Mon 19 November 2018

More than 50 Trinity Laban staff, students and alumni attended the International Association for Dance Medicine and Science conference in Helsinki, Finland, this year to present and learn from new research.

Trinity Laban’s Dance Science team along with MSc, MFA, PhD students and alumni spent four days at the event with dance science enthusiasts from across the world, covering topics that included sleep, training load, injury, psychology, hypermobility, creativity and much more.

Faculty, alumni and current students all contributed to the conference through podium and poster presentations, or by facilitating workshops and movement sessions.

The conference’s presenting speakers were of varying professional backgrounds including doctors, physiotherapists, psychologists, educators, scientists and dancers.

Trinity Laban made 19 presentations overall, including new research into performance anxiety, mental health, disordered eating attitudes, dancers’ memories, and dance science in the digital age.

Those who attended and presented from Trinity Laban included Professor Emma Redding (Head of Dance Science), Dr Liliana Araújo (Dance Science Programme Leader), Dr Lucie Clements (Lecturer in Dance Science), Elsa Urmston (Lecturer in Dance Science), Anna Williams (Health Clinic Administrator) and Leanne Steel (Dance Science Graduate Intern).

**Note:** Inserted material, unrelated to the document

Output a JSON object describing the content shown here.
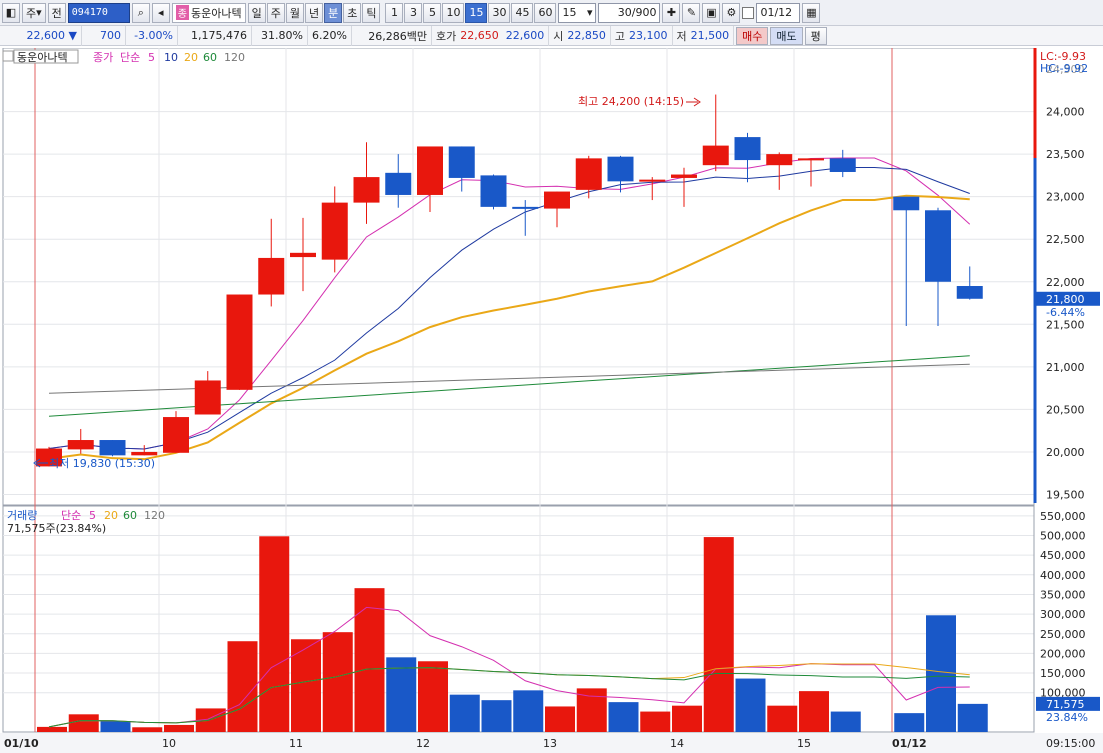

Professor Emma Redding also represented Trinity Laban by introducing the AJG Howse Memorial Lecture on Management of the dancer’s hip.

For several Trinity Laban students and alumni it was their first time attending the IADMS annual conference, while others are long-term attendees of the annual event.

Lauren Copping, Year 2 MFA student, said –

“I had an incredible experience in Helsinki attending my fifth IADMS conference. It was not only wonderful to see how many Trinity Laban students, alumni, and staff were in attendance, but it was also great to meet or reconnect with researchers from other institutions. During the conference, I also had the opportunity to present my MFA research for the first time post-submission. It was really exciting to share my project and to receive such encouraging feedback and questions from the other attendees.”

Hannah Jussli, MSc student 2017-18 was impressed with sessions catering to students which allow you to connect with peers around the globe.

“IADMS is a great opportunity to follow the latest research findings and be surrounded by other researchers, scientists, and teachers, who share the same interest and passion for dance and science,” she said.

“[It was] a great event offering a compact source of inspiration, great for gaining insights into unpublished research and scientific findings and a significant opportunity to network,” added Farah Md Fadzali, MSc student 2017-18.

Julie Ferrell, a current MSc student explained that as a new postgraduate student she loved having the opportunity to meet dance scientists at all stages of their career and seeing what the trends in current research are: “It was very eye- opening to where the field is heading, what it is still lacking, and the opportunities that await.”

Freya Simmons, MSC student 2018-19, described herself as “100% inspired by the work and great people in field”, adding: “My brain was stimulated, overwhelmed, thought flooded and I loved it! Can’t wait for next year.”

“I am really grateful I had the opportunity to attend IADMS as a current MSc Dance Science student at Trinity Laban. I learned a lot about the current research being done in the field, which gave me numerous ideas for my own research project. I also met so many different people who are all really passionate about dance medicine and science, both peers and professionals that I hope to stay connected with as I prepare to start my career in dance medicine,” concluded Stephanie Pittman, MSc student 18-19.

Trinity Laban was the first UK provider of an MSc in Dance Science, and from September 2019 will also offer a BSc in Dance Science.

Find out more about Dance Science at Trinity Laban here